If the laws affecting voting and contributing mean that those who govern us respond more to donors than voters, then there's little prospect of enacting needed consumer, environmental, housing and educational laws. A "democracy agenda" would include the public financing of Congressional elections, restrictions on self-financed candidates, paper trails for electronic voting, elimination of racially discriminatory felony disenfranchisement laws, restrictions on further media concentration and the merging of Veterans Day on November 11 into a Democracy Day on the first Tuesday of November so we honor veterans by giving citizens a day off to celebrate democracy by exercising the franchise that so many fought and died for.
§ One America. Thirty-eight years after the end of the Civil War, the great black scholar W.E.B. Du Bois predicted that the twentieth century would be dominated by "the color-line." Will it now include the twenty-first century as well? Can we really afford to continue to have two-thirds of black children born out-of-wedlock? The net worth of Latino families averaging one-twenty-fifth of white families? A US Senate without any black or Latino members in a country nearly one-third nonwhite?
How can a President and Congress change this in an era when discrimination comes not in the form of hooded vigilantes but politicians in dark suits and big smiles arguing against "reverse discrimination" (when they never really spoke out against racial discrimination in the first place)?
We not only need more candidates and officeholders who can comfortably speak to and for white, black and Hispanic audiences--as Robert F. Kennedy did so well forty years ago--but also look more to universal solutions based on need rather than complexion in order to mobilize majority coalitions. So better public healthcare, public transit, public schools and environmental regulation can simultaneously be more readily enacted but also disproportionately help minorities enduring second-class healthcare and dirty air.

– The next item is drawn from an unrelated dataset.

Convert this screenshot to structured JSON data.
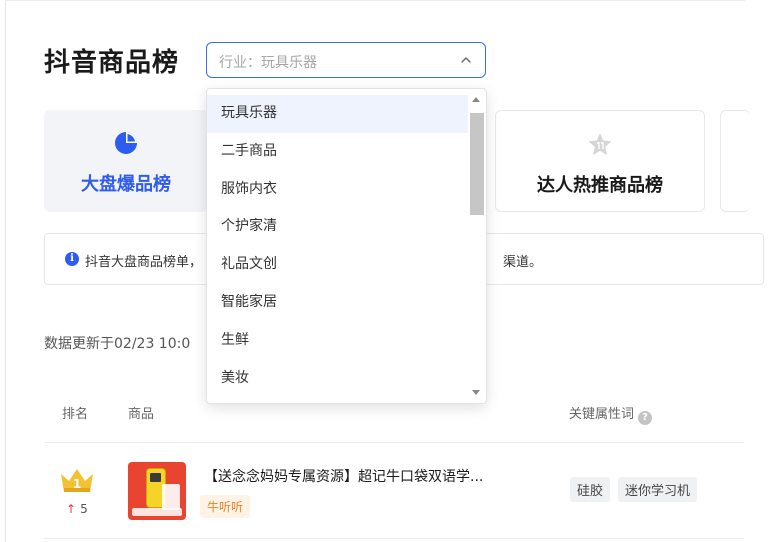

The frequently aired Cialis ad asks, "When the moment comes, will you be ready?" The progressive community is ready with a long-gestating and well-considered program that rejects messianic incompetence abroad and class warfare at home in favor of nation-building--that nation being America.